This was the place where it all began for so many, including my own father, Robert (Bob) Hope.
One hundred years ago my father was one of those who marched from here down to Woolloomooloo where he embarked on the ship Benalla. I have all the letters he wrote home during the time he was away from 1916, when he was old enough to enlist, until the end of the war. I have the first of those letters that he wrote to his mother as soon as he had embarked
‘My dear Mother,
Just a line to let you know that we all embarked alright. I couldn't see you on the wharf. I didn't get up on deck until the boat was leaving the wharf – we are at present drifting off Garden Island, I think we'll get out about midday. I think we'll be somewhat like sardines here. I don't know exactly what sleeping gear we have but should imagine it would be pretty cramped – However, will have to put up with a few discomforts now that we've embarked. ............................ Bob’

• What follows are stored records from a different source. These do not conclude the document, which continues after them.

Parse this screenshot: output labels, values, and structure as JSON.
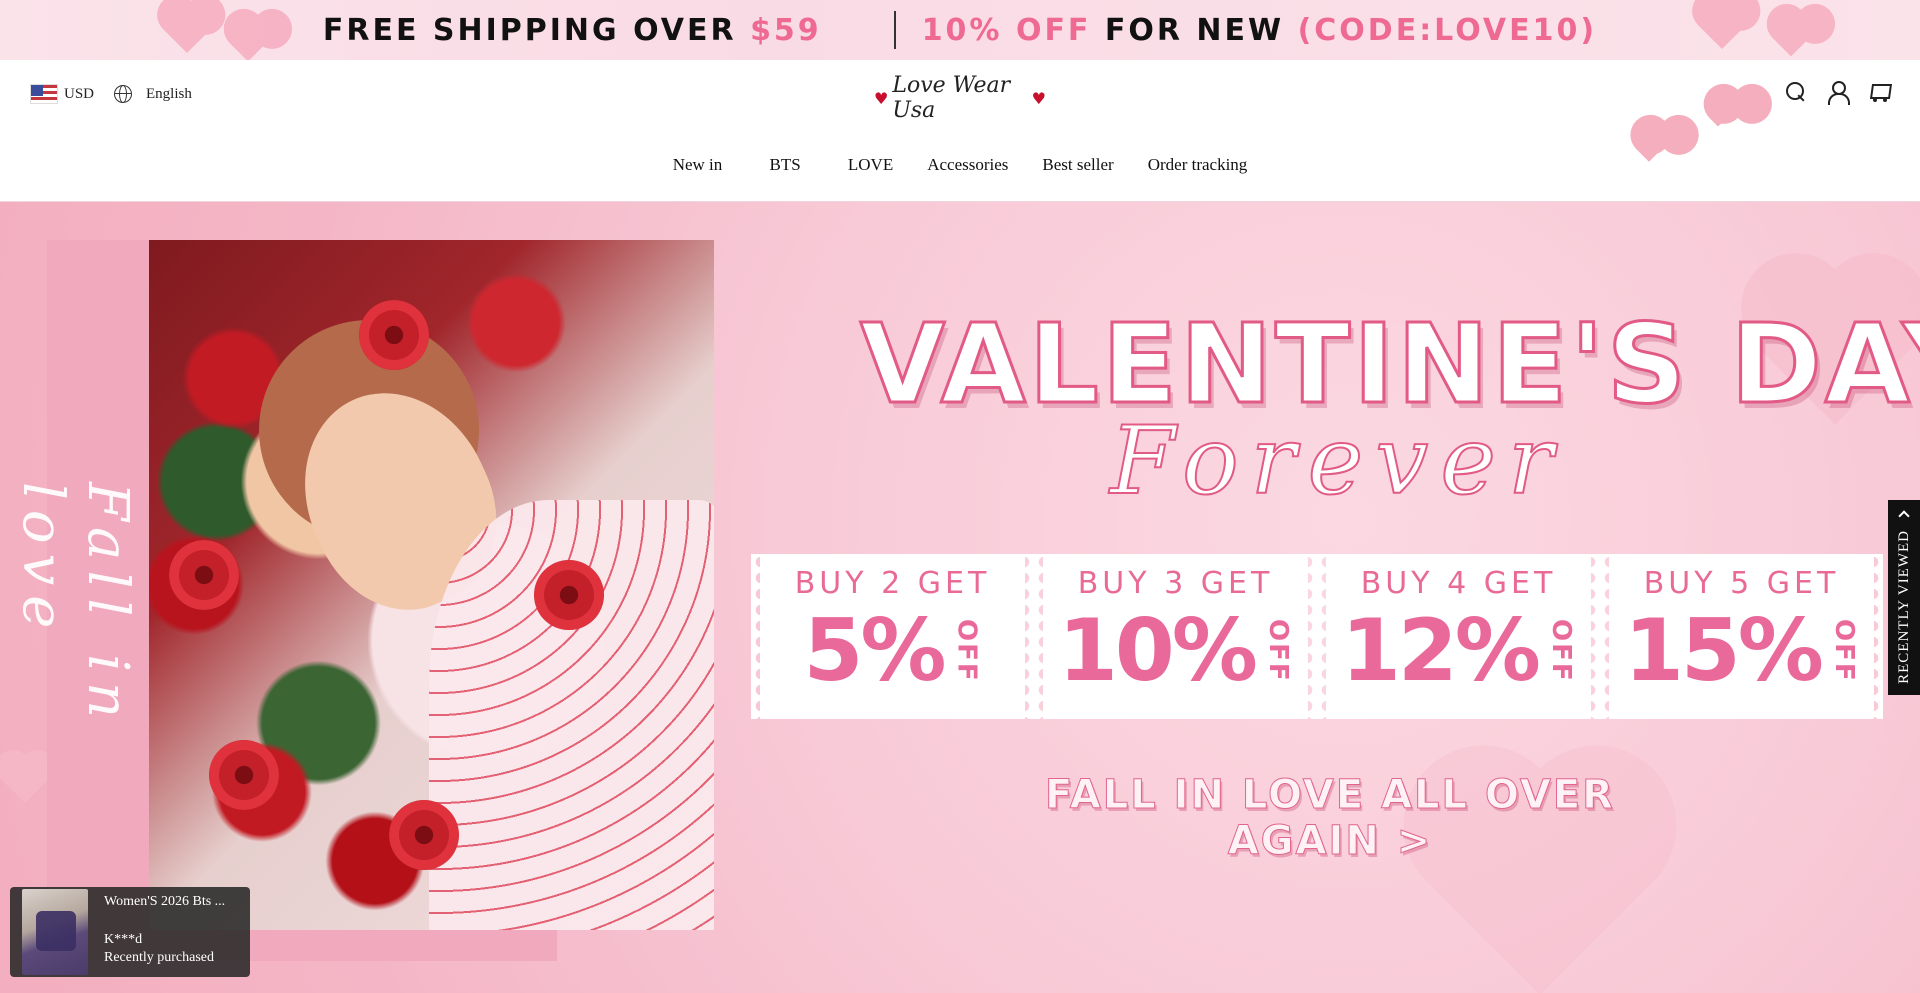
{
  "announcement": {
    "shipping_prefix": "FREE SHIPPING OVER ",
    "shipping_amount": "$59",
    "discount_pct": "10% OFF",
    "discount_mid": " FOR NEW ",
    "discount_code": "(CODE:LOVE10)"
  },
  "header": {
    "currency": "USD",
    "language": "English",
    "logo_text": "Love Wear Usa",
    "nav": [
      "New in",
      "\u0000BTS\u0000",
      "LOVE",
      "Accessories",
      "Best seller",
      "Order tracking"
    ]
  },
  "hero": {
    "side_script": "Fall in love",
    "title": "VALENTINE'S DAY",
    "subtitle": "Forever",
    "coupons": [
      {
        "buy": "BUY 2 GET",
        "amount": "5%",
        "off": "OFF"
      },
      {
        "buy": "BUY 3 GET",
        "amount": "10%",
        "off": "OFF"
      },
      {
        "buy": "BUY 4 GET",
        "amount": "12%",
        "off": "OFF"
      },
      {
        "buy": "BUY 5 GET",
        "amount": "15%",
        "off": "OFF"
      }
    ],
    "cta": "FALL IN LOVE ALL OVER AGAIN >"
  },
  "recently_viewed": {
    "label": "RECENTLY VIEWED"
  },
  "purchase_popup": {
    "product": "Women'S 2026 Bts ...",
    "buyer": "K***d",
    "status": "Recently purchased"
  },
  "colors": {
    "accent_pink": "#ee6a93",
    "strip_pink": "#f0a9bd",
    "tab_black": "#111111"
  }
}
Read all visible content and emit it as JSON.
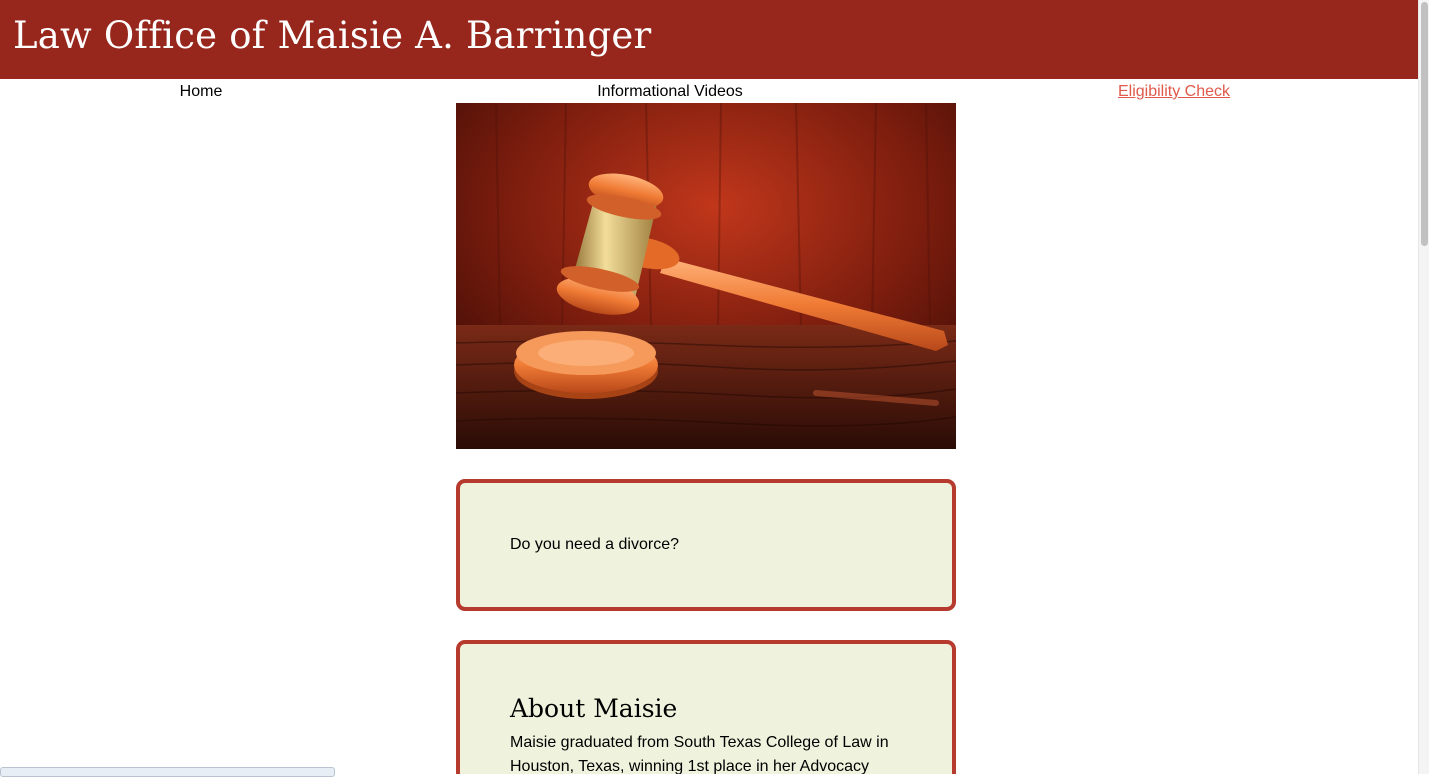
{
  "header": {
    "title": "Law Office of Maisie A. Barringer"
  },
  "nav": {
    "items": [
      {
        "label": "Home"
      },
      {
        "label": "Informational Videos"
      },
      {
        "label": "Eligibility Check"
      }
    ]
  },
  "hero": {
    "icon": "gavel-image"
  },
  "cards": {
    "divorce": {
      "text": "Do you need a divorce?"
    },
    "about": {
      "heading": "About Maisie",
      "body": "Maisie graduated from South Texas College of Law in Houston, Texas, winning 1st place in her Advocacy"
    }
  },
  "colors": {
    "header_bg": "#97271d",
    "card_bg": "#eff3dd",
    "card_border": "#b63a2e",
    "active_link": "#e0594c"
  }
}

Little did he, like so many others, realise that cramped conditions might be the least of their worries but they still must have wondered if they would ever see their families again and this place in Anzac Parade where it all began.
My father was sent to France first and then Belgium where he was responsible for driving teams of horses – which carried the artillery into position on the frontline. He was one of those fortunate ones who came back – 20% didn't –1 in 5 didn't return, and he marched every Anzac Day for as long as he was able to do so.
No wonder this site resonates so strongly with me – as it would do doubt for many more people if they only knew the significance of it.
It has a sense of place for me like no other and yet it is only recently that these events have come to light for me. I couldn’t understand why I was ignorant of this history, after all my own father could have walked along Anzac Parade on his way to war. I determined I would record the events that took place there so they wouldn’t be forgotten. Over the past four years I have gradually built up a picture of what went on and that my father would indeed have marched along Anzac Parade. Some of my discoveries were because of chance encounters with people who gave me a fragment of the story, like the story of the Queens Park Camp, and from local newspapers of the day.
I also felt compelled to draw attention to the trees lining Anzac Parade for my mother’s sake. She would have wept to see what has befallen so many trees. They really were trees of life to her.
Apart from their highly significant environmental value, trees have symbolic status for us – they have been important in this country in the formation of our national identity, for example, the Burke and Wills Dig tree near Innamincka and the Explorers Tree in the Blue Mountains. Royalty, politicians and local dignitaries, plant trees on special occasions as a symbolic gesture, the meaning of which differs in different situations – such as a sense of connectedness or wisdom or power. It is not surprising therefore that our forefathers had the vision to use the already maturing trees along this road as the basis to form a commemorative site to honour those men and women who fought for us in the war to end all wars.
Remembrance involves respect and care. We should take care to preserve this commemorative avenue of trees, not only for its intrinsic values and heritage but more importantly to respect the memory of the people who went to war on our behalf. We must let this avenue stand for future generations as a reminder of all those Australians who endured unspeakable experiences in World War One and of the many who did not return. Photo of snaking tram
It is very sad to see the light rail snaking its way between those trees still standing, the trams emblazoned and enveloped with gross and ugly advertising. I am reminded of William Blake’s words – ‘The tree which moves some to tears of joy is in the eyes of others only a green thing which stands in the way. As a man is...so he sees.’